Even before Bluffton Police Chief Joey Reynolds, 57, was appointed to his position after 35 years in law enforcement, he and his wife wanted to move to the Lowcountry after falling in love with Bluffton after vacationing here.

The South Carolina native inherited a full-time staff of 33 officers in September 2012 when he took office; the police department now totals 49 with a support staff of five. The department’s $6.2 million budget and increased force numbers reflect Bluffton’s growth to a town of more than 13,600 residents.

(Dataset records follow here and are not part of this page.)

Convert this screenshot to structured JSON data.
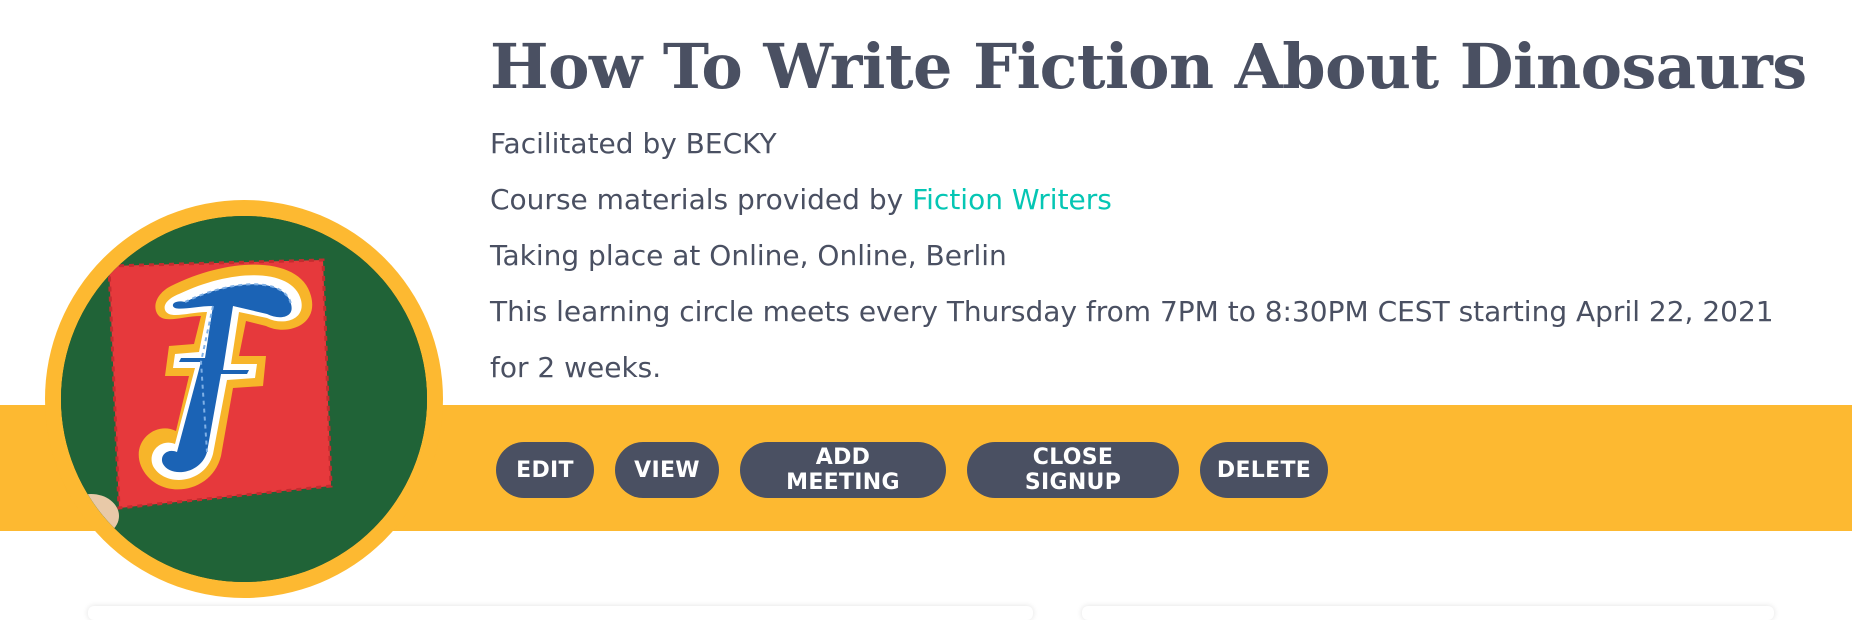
{
  "course": {
    "title": "How To Write Fiction About Dinosaurs",
    "facilitated_by": "Facilitated by BECKY",
    "materials_prefix": "Course materials provided by ",
    "materials_provider": "Fiction Writers",
    "location": "Taking place at Online, Online, Berlin",
    "schedule": "This learning circle meets every Thursday from 7PM to 8:30PM CEST starting April 22, 2021 for 2 weeks."
  },
  "actions": {
    "edit": "EDIT",
    "view": "VIEW",
    "add_meeting": "ADD MEETING",
    "close_signup": "CLOSE SIGNUP",
    "delete": "DELETE"
  },
  "colors": {
    "accent_band": "#fdb931",
    "text": "#4a5062",
    "link": "#05c6b4",
    "button_bg": "#4a5062"
  },
  "avatar": {
    "icon": "felt-letter-f-patch"
  }
}
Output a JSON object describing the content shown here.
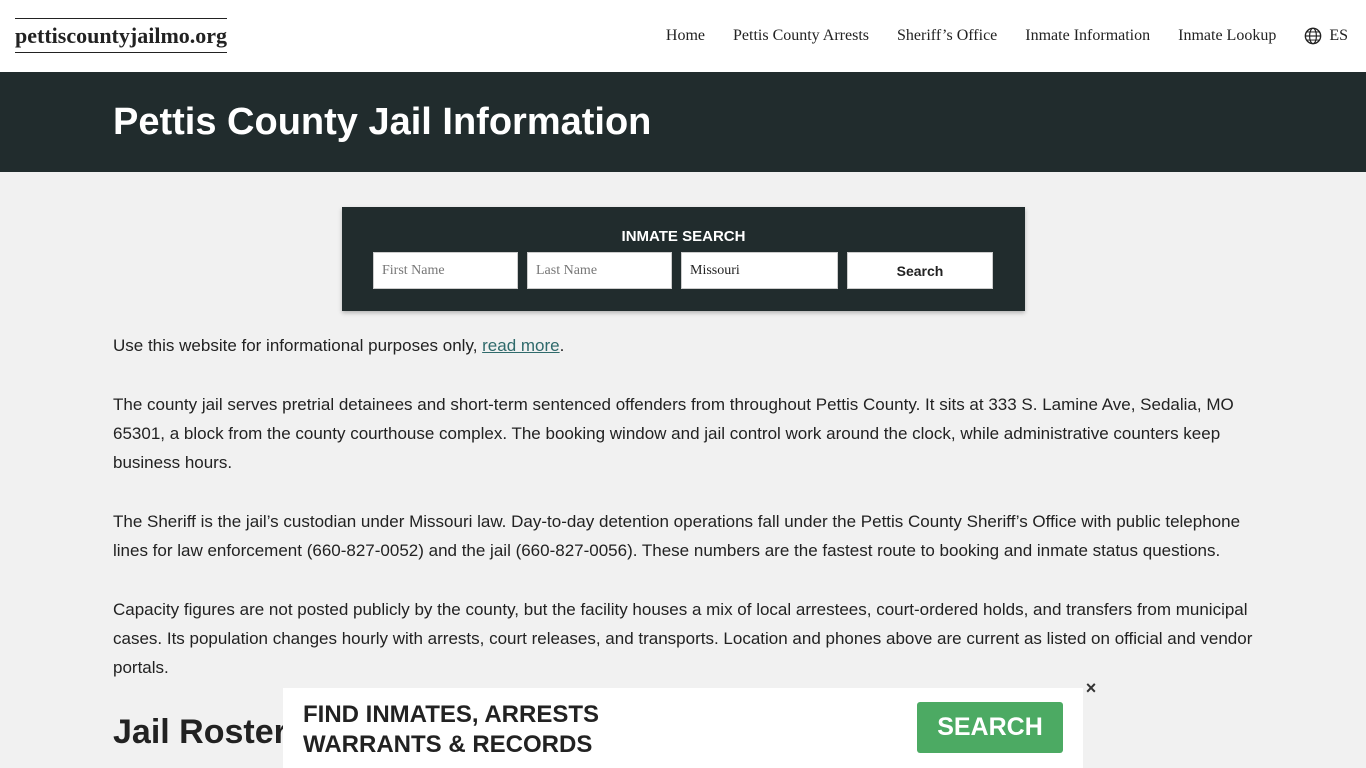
{
  "site": {
    "logo": "pettiscountyjailmo.org"
  },
  "nav": {
    "items": [
      "Home",
      "Pettis County Arrests",
      "Sheriff’s Office",
      "Inmate Information",
      "Inmate Lookup"
    ],
    "language": "ES",
    "language_icon": "globe-icon"
  },
  "hero": {
    "title": "Pettis County Jail Information"
  },
  "search": {
    "title": "INMATE SEARCH",
    "first_name_placeholder": "First Name",
    "last_name_placeholder": "Last Name",
    "state_value": "Missouri",
    "button_label": "Search"
  },
  "content": {
    "disclaimer_prefix": "Use this website for informational purposes only, ",
    "disclaimer_link": "read more",
    "disclaimer_suffix": ".",
    "paragraphs": [
      "The county jail serves pretrial detainees and short-term sentenced offenders from throughout Pettis County. It sits at 333 S. Lamine Ave, Sedalia, MO 65301, a block from the county courthouse complex. The booking window and jail control work around the clock, while administrative counters keep business hours.",
      "The Sheriff is the jail’s custodian under Missouri law. Day-to-day detention operations fall under the Pettis County Sheriff’s Office with public telephone lines for law enforcement (660-827-0052) and the jail (660-827-0056). These numbers are the fastest route to booking and inmate status questions.",
      "Capacity figures are not posted publicly by the county, but the facility houses a mix of local arrestees, court-ordered holds, and transfers from municipal cases. Its population changes hourly with arrests, court releases, and transports. Location and phones above are current as listed on official and vendor portals."
    ],
    "section_heading": "Jail Roster"
  },
  "ad": {
    "line1": "FIND INMATES, ARRESTS",
    "line2": "WARRANTS & RECORDS",
    "button_label": "SEARCH",
    "close_label": "×",
    "button_color": "#4caa63"
  },
  "colors": {
    "header_band": "#212c2d",
    "page_background": "#f1f1f1",
    "link": "#2f6a6b"
  }
}
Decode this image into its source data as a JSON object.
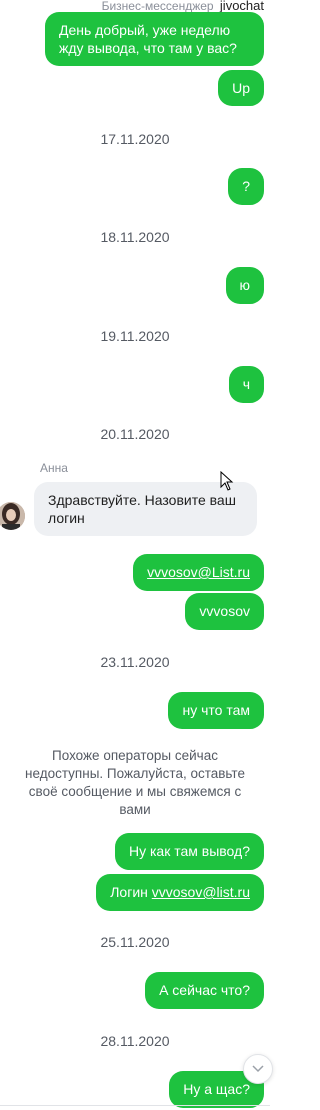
{
  "header": {
    "brand_text": "Бизнес-мессенджер",
    "logo_text": "jivochat"
  },
  "messages": {
    "m1": "День добрый, уже неделю жду вывода, что там у вас?",
    "m2": "Up",
    "m3": "?",
    "m4": "ю",
    "m5": "ч",
    "m6": "vvvosov@List.ru",
    "m7": "vvvosov",
    "m8": "ну что там",
    "m9": "Ну как там вывод?",
    "m10_prefix": "Логин ",
    "m10_link": "vvvosov@list.ru",
    "m11": "А сейчас что?",
    "m12": "Ну а щас?"
  },
  "dates": {
    "d1": "17.11.2020",
    "d2": "18.11.2020",
    "d3": "19.11.2020",
    "d4": "20.11.2020",
    "d5": "23.11.2020",
    "d6": "25.11.2020",
    "d7": "28.11.2020"
  },
  "operator": {
    "name": "Анна",
    "message": "Здравствуйте. Назовите ваш логин"
  },
  "system": {
    "offline_notice": "Похоже операторы сейчас недоступны. Пожалуйста, оставьте своё сообщение и мы свяжемся с вами"
  },
  "icons": {
    "scroll_down": "chevron-down-icon",
    "cursor": "mouse-pointer-icon"
  },
  "colors": {
    "outgoing_bubble": "#1ec23f",
    "incoming_bubble": "#eef0f3"
  }
}
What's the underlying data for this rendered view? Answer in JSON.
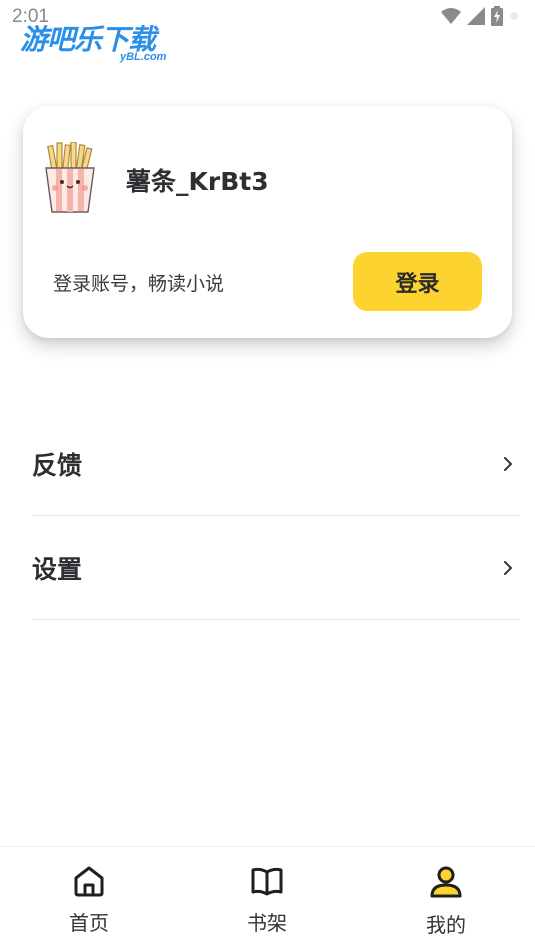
{
  "status_bar": {
    "time": "2:01",
    "icons": [
      "wifi-icon",
      "signal-icon",
      "battery-icon"
    ]
  },
  "watermark": {
    "main": "游吧乐下载",
    "sub": "yBL.com",
    "color": "#2a8fe8"
  },
  "profile": {
    "avatar_icon": "fries-avatar-icon",
    "username": "薯条_KrBt3",
    "login_hint": "登录账号，畅读小说",
    "login_button": "登录",
    "accent_color": "#fdd42f"
  },
  "menu": {
    "items": [
      {
        "label": "反馈",
        "icon": "chevron-right-icon"
      },
      {
        "label": "设置",
        "icon": "chevron-right-icon"
      }
    ]
  },
  "bottom_nav": {
    "items": [
      {
        "label": "首页",
        "icon": "home-icon"
      },
      {
        "label": "书架",
        "icon": "book-icon"
      },
      {
        "label": "我的",
        "icon": "user-icon",
        "active": true
      }
    ],
    "active_color": "#fdd42f"
  }
}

Shawn Leininger knows he’s a Lowcountry cliché, the Ohio native and Ohio State Buckeyes alum drawn south by the siren call of the May River. Bluffton’s director of growth development once admired the town’s expansion from afar while forging his own real-life “SimCity” efforts up north.

Leininger made the move to Bluffton in 2011 and has spent the past four years using that admiration as a base for putting his own mark on the area’s growth plan. How does he think it’s working out so far?

Marc Orlando has been at the forefront of a decade of enormous change in Bluffton. He joined the town as a planning director in 2004, moving into positions as director of growth management and deputy town manager before taking over for retiring town manager Anthony Barrett in September 2014.

We let the 44-year-old town leader reflect on a decade of growth and what’s ahead as the once “sleepy little hamlet” evolves into a metropolis.


For many actors, the road to the stage is long and winding, with twists and frustrations and pitfalls at every turn. It’s a struggle you see time and again when you read about how Broadway stars slaved away waiting tables and doing bit parts in commercials for years waiting for their big break. Most of the time, raw talent is never enough.

Harrison Leahy, however, proves that sometimes it is.

The dream began to take shape 42 years ago. P.J. Tanner got to shadow his uncle, an officer with the South Carolina Department of Natural Resources.

“We rode in the DNR boat. They paid for him to have a truck. A boat, a truck and serving others? Wow. That’s a dream job right there.”

As he became an adult, he looked to apply for the DNR, but because of a budget freeze, there were no jobs available. So his uncle introduced him to Beaufort County Sheriff Morgan McCutchen, who hired him three days after his 21st birthday.